● Stored data:
*** Block opens ***
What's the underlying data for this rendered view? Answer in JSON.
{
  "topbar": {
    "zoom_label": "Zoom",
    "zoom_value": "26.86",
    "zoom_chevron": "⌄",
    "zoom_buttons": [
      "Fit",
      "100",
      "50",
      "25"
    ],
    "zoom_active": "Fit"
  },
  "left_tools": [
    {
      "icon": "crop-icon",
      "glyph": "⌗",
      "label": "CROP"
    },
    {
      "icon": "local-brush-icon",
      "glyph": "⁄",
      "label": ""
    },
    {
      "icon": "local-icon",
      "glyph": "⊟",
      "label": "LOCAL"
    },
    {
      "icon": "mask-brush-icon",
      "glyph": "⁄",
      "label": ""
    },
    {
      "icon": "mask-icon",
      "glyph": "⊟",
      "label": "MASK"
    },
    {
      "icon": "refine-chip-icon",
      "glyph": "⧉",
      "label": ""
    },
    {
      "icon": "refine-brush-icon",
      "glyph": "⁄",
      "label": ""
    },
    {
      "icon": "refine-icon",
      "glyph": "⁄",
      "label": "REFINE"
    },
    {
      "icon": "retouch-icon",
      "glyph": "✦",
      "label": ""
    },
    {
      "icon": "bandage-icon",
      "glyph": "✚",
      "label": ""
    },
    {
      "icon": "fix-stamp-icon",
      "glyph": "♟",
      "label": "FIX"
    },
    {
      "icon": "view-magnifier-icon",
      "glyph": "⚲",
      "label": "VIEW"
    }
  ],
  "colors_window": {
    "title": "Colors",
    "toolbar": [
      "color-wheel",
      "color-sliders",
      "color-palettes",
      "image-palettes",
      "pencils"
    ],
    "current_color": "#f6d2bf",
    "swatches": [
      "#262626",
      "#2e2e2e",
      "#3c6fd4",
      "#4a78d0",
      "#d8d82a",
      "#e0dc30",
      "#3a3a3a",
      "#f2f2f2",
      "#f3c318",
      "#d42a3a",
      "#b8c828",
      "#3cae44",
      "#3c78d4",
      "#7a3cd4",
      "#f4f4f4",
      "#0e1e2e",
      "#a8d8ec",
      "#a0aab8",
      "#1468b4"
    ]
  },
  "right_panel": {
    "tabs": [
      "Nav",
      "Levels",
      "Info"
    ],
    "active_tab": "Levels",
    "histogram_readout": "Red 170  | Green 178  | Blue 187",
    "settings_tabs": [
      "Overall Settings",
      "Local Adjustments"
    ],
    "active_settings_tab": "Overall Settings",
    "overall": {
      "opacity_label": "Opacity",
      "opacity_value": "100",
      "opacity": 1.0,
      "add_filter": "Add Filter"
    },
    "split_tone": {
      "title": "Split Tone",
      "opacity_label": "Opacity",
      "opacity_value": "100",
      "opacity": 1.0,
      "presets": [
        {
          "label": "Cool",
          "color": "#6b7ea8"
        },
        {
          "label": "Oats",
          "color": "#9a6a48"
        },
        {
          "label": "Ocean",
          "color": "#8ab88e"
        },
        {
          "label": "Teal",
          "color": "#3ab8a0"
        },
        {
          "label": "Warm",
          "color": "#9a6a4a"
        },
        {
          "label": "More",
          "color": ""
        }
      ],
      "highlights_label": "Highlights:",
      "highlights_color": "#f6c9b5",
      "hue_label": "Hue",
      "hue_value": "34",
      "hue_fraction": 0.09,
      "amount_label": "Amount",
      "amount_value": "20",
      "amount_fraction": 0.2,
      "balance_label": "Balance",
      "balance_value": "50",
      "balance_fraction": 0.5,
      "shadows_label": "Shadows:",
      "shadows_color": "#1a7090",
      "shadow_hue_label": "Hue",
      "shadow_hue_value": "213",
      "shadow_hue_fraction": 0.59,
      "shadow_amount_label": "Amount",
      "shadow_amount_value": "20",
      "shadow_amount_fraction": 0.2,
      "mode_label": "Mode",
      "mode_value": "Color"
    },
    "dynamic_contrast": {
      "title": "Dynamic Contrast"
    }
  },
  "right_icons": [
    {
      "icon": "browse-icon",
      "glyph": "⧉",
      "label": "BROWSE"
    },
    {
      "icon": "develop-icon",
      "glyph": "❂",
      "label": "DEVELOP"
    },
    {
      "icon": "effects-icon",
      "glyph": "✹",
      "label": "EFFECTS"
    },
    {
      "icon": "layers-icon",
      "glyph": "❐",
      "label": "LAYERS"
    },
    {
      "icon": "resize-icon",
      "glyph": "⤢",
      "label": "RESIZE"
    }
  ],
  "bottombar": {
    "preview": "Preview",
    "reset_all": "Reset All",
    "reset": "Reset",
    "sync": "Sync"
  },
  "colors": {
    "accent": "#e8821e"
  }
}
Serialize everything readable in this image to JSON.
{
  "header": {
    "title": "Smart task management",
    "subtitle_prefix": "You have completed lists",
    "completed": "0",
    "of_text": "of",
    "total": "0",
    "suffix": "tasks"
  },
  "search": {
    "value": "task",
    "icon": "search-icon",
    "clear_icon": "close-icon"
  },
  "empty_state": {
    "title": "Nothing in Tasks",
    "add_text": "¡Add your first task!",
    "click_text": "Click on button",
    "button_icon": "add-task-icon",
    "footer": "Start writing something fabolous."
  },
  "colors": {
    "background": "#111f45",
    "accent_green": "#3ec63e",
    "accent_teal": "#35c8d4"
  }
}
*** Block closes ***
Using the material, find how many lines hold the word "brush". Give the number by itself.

3